Task details: The answer should be one number, the count of lines in the data with "JSON".

[Entries taken from a collection]
[Start of section]

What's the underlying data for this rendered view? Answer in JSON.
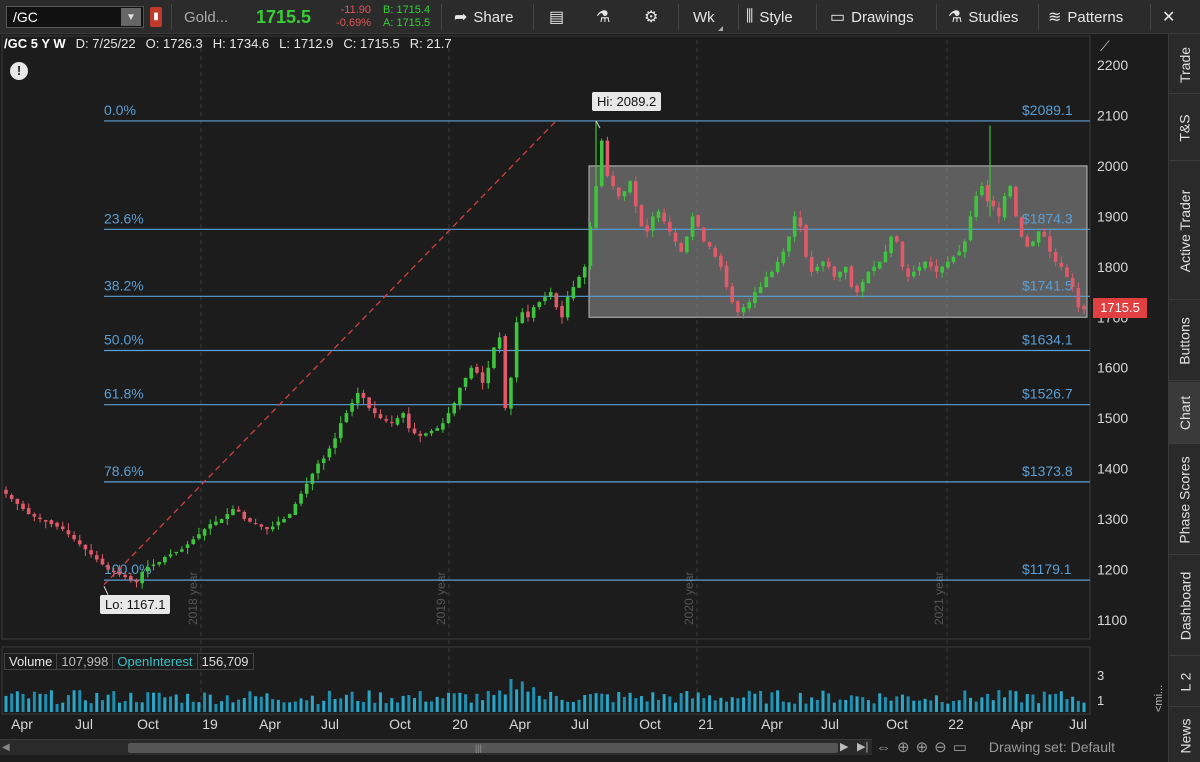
{
  "toolbar": {
    "symbol": "/GC",
    "description": "Gold...",
    "last": "1715.5",
    "change": "-11.90",
    "change_pct": "-0.69%",
    "bid": "B: 1715.4",
    "ask": "A: 1715.5",
    "share": "Share",
    "aggregation": "Wk",
    "style": "Style",
    "drawings": "Drawings",
    "studies": "Studies",
    "patterns": "Patterns"
  },
  "ohlc": {
    "symbol_period": "/GC 5 Y W",
    "date": "D: 7/25/22",
    "open": "O: 1726.3",
    "high": "H: 1734.6",
    "low": "L: 1712.9",
    "close": "C: 1715.5",
    "range": "R: 21.7"
  },
  "callouts": {
    "hi": "Hi: 2089.2",
    "lo": "Lo: 1167.1",
    "current_price": "1715.5"
  },
  "fib_levels": [
    {
      "pct": "0.0%",
      "price": "$2089.1",
      "value": 2089.1
    },
    {
      "pct": "23.6%",
      "price": "$1874.3",
      "value": 1874.3
    },
    {
      "pct": "38.2%",
      "price": "$1741.5",
      "value": 1741.5
    },
    {
      "pct": "50.0%",
      "price": "$1634.1",
      "value": 1634.1
    },
    {
      "pct": "61.8%",
      "price": "$1526.7",
      "value": 1526.7
    },
    {
      "pct": "78.6%",
      "price": "$1373.8",
      "value": 1373.8
    },
    {
      "pct": "100.0%",
      "price": "$1179.1",
      "value": 1179.1
    }
  ],
  "price_axis": [
    "2200",
    "2100",
    "2000",
    "1900",
    "1800",
    "1700",
    "1600",
    "1500",
    "1400",
    "1300",
    "1200",
    "1100"
  ],
  "year_markers": [
    "2018 year",
    "2019 year",
    "2020 year",
    "2021 year"
  ],
  "time_axis": [
    "Apr",
    "Jul",
    "Oct",
    "19",
    "Apr",
    "Jul",
    "Oct",
    "20",
    "Apr",
    "Jul",
    "Oct",
    "21",
    "Apr",
    "Jul",
    "Oct",
    "22",
    "Apr",
    "Jul"
  ],
  "volume_panel": {
    "volume_label": "Volume",
    "volume_value": "107,998",
    "oi_label": "OpenInterest",
    "oi_value": "156,709",
    "axis": [
      "3",
      "1"
    ]
  },
  "bottom": {
    "drawing_set": "Drawing set: Default"
  },
  "side_tabs": [
    "Trade",
    "T&S",
    "Active Trader",
    "Buttons",
    "Chart",
    "Phase Scores",
    "Dashboard",
    "L 2",
    "News"
  ],
  "colors": {
    "up": "#3ec43e",
    "down": "#e05a6a",
    "fib_line": "#5b9fd4",
    "box_fill": "#8a8a8a",
    "price_tag": "#e04040",
    "trend_line": "#d04040"
  },
  "chart_data": {
    "type": "candlestick",
    "title": "/GC 5 Y W",
    "y_range": [
      1080,
      2220
    ],
    "weekly_closes": [
      1350,
      1340,
      1330,
      1320,
      1310,
      1305,
      1300,
      1295,
      1290,
      1285,
      1280,
      1270,
      1260,
      1250,
      1240,
      1230,
      1220,
      1210,
      1200,
      1195,
      1190,
      1185,
      1180,
      1175,
      1195,
      1205,
      1210,
      1215,
      1225,
      1230,
      1235,
      1240,
      1250,
      1260,
      1270,
      1280,
      1290,
      1295,
      1300,
      1310,
      1320,
      1315,
      1300,
      1295,
      1290,
      1285,
      1280,
      1285,
      1295,
      1300,
      1310,
      1330,
      1350,
      1370,
      1390,
      1410,
      1420,
      1440,
      1460,
      1490,
      1510,
      1530,
      1550,
      1540,
      1520,
      1510,
      1500,
      1495,
      1490,
      1500,
      1510,
      1480,
      1470,
      1465,
      1470,
      1475,
      1480,
      1490,
      1510,
      1530,
      1560,
      1580,
      1600,
      1590,
      1570,
      1600,
      1640,
      1660,
      1520,
      1580,
      1690,
      1710,
      1700,
      1720,
      1730,
      1740,
      1750,
      1720,
      1700,
      1740,
      1760,
      1780,
      1800,
      1880,
      1960,
      2050,
      1980,
      1960,
      1940,
      1950,
      1970,
      1920,
      1880,
      1870,
      1900,
      1910,
      1890,
      1870,
      1850,
      1830,
      1860,
      1900,
      1880,
      1850,
      1840,
      1820,
      1800,
      1760,
      1730,
      1710,
      1720,
      1730,
      1750,
      1760,
      1780,
      1790,
      1810,
      1830,
      1860,
      1900,
      1880,
      1820,
      1790,
      1800,
      1810,
      1800,
      1780,
      1790,
      1800,
      1760,
      1750,
      1770,
      1790,
      1800,
      1810,
      1830,
      1860,
      1850,
      1800,
      1780,
      1790,
      1800,
      1810,
      1800,
      1790,
      1800,
      1810,
      1820,
      1830,
      1850,
      1900,
      1940,
      1960,
      1930,
      1920,
      1900,
      1940,
      1960,
      1900,
      1860,
      1840,
      1850,
      1870,
      1860,
      1830,
      1810,
      1800,
      1780,
      1760,
      1720,
      1715.5
    ]
  }
}
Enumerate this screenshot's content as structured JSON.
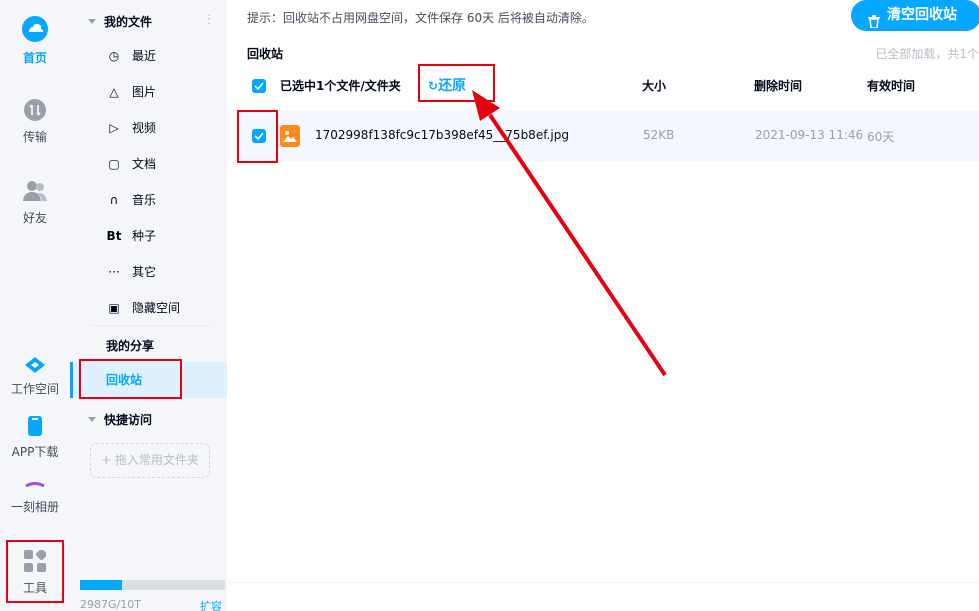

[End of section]

Written answer: 2